The legate is appointed directly by the pope (the bishop of Rome and head of the Catholic Church). Hence a legate is usually sent to a government, a sovereign or to a large body of believers (such as a national church) or to take charge of a major religious effort, such as an ecumenical council, a crusade to the Holy Land, or even against a heresy such as the Cathars.

The term legation is applied both to a legate's mandate and to the territory concerned (such as a state, or an ecclesiastical province). The relevant adjective is legatine.

There are several ranks of papal legates, some of which no longer exist today:

Apostolic Nuncio[edit]

The most common form of Papal Legate today is the Apostolic Nuncio, whose task it is to strengthen relations between the Holy See and the Roman Catholic Church in a particular country and at the same time to act as the diplomatic representative of the Holy See to the government of that country.

Apostolic Delegate[edit]

For countries with which the Holy See has no diplomatic relations, an Apostolic Delegate is sent to serve as a liaison with the Catholic Church in that country, though not accredited to its government. (see Nuncio)

Legatus a Latere[edit]

This highest rank (literally "from the (Pope's) side", i.e. "intimately" trusted)[1] is normally awarded to a priest of cardinal rank. It is an exceptional investiture and can either be focused or broad in scope. The legate a latere is the alter ego of the Pope, and as such, possesses full plenipotentiary powers.

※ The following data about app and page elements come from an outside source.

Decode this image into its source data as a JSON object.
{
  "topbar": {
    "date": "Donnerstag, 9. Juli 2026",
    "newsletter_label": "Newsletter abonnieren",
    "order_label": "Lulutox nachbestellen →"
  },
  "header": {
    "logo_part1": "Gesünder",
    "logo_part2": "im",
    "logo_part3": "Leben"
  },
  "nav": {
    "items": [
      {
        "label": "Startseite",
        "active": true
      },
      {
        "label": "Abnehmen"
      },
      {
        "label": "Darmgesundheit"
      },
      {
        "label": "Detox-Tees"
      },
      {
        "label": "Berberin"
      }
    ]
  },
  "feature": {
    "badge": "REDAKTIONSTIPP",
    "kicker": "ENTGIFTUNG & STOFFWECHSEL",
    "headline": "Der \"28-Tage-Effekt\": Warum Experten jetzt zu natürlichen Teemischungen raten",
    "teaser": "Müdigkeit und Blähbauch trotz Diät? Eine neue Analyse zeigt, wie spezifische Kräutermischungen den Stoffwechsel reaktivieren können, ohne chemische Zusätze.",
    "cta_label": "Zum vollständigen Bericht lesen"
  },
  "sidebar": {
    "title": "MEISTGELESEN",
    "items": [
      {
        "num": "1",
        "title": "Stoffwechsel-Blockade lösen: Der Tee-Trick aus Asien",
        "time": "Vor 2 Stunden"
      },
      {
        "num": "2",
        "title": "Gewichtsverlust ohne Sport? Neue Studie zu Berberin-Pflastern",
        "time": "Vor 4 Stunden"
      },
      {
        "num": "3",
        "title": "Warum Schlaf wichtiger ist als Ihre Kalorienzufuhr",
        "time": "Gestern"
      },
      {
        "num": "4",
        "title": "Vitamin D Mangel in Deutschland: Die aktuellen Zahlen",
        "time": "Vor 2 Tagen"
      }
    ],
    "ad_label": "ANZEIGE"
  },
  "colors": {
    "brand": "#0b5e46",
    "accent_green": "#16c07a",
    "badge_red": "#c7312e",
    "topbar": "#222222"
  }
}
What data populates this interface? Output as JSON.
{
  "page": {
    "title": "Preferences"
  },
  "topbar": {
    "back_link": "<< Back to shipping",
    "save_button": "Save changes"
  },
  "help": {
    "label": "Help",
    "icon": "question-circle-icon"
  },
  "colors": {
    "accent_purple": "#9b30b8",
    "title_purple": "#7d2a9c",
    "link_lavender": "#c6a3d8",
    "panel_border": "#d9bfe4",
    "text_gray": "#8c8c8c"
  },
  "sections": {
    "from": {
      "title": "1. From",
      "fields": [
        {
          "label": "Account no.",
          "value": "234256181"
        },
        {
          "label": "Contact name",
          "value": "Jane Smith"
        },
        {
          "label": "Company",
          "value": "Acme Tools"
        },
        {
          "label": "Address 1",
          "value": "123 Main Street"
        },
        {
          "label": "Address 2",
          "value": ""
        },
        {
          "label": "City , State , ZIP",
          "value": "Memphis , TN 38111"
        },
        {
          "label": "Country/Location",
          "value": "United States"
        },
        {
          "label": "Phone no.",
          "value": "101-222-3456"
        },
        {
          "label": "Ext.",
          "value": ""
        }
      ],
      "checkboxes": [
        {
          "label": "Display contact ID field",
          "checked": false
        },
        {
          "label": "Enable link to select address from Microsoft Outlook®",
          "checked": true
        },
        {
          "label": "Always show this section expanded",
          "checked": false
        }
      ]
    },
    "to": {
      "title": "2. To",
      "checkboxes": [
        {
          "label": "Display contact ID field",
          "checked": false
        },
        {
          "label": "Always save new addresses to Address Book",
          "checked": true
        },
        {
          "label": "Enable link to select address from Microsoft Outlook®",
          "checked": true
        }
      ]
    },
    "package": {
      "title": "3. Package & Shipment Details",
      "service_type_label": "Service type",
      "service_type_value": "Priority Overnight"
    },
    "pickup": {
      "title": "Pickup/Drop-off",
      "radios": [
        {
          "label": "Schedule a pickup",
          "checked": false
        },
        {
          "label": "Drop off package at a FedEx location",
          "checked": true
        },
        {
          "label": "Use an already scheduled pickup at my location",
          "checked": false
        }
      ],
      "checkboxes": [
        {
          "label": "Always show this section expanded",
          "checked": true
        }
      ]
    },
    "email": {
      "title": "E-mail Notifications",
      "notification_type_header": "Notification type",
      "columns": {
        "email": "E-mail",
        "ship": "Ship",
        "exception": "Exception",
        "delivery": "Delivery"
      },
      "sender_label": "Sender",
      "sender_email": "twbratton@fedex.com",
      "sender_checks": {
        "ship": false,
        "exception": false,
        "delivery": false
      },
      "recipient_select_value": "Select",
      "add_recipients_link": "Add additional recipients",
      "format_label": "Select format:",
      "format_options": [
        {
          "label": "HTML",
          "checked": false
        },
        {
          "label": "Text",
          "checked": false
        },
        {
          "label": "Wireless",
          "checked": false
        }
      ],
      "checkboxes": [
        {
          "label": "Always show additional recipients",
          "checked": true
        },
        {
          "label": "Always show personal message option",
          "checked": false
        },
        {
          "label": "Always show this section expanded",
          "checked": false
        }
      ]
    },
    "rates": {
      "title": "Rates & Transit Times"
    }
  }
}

Legatus Natus[edit]

Literally "born legate", i.e. not nominated individually but ex officio, namely a bishop holding this rank as a privilege of his see, e.g. archbishops of Canterbury (pre-Reformation),[1] Prague, Esztergom, Udine, Salzburg, Poznan and Cologne.

Legatus Missus[edit]

Literally "sent legate", possessing limited powers for the purpose of completing a specific mission. This commission is normally focused in scope and of short duration.[1]

Gubernatorial legates[edit]

Some administrative (temporal) provinces of the Papal States in central Italy were governed by a papal legate.

In four cases, including Bologna, this post was awarded to Cardinals; the Velletri post was created for Bartolomeo Cardinal Pacca.

History[edit]

In the Middle Ages, papal legates often summoned legatine councils, which dealt with church government and other ecclesiastical issues.[2]

See also[edit]

  • Nuncio – an envoy whose diplomatic status is recognized by the receiving state – usually a titular archbishop.
  • Internuncio – a lower rank than Nuncio for a papal diplomatic representative, a title historically used at a time when states sent to some less important countries diplomatic representatives, called Envoys or Ministers, lower in rank than Ambassadors.
  • List of papal legates to England

Citations[edit]

  1. ^ a b c Bellenger, Dominic Aidan; Fletcher, Stella (2001). Princes of the Church: A History of the English Cardinals. Stroud, UK: Sutton. p. 2. ISBN 0-7509-2630-9. 
  2. ^ Robinson, I. S. (1990). The Papacy 1073–1198: Continuity and Innovation. Cambridge, UK: Cambridge University Press. p. 150. ISBN 0-521-31922-6. 

References[edit]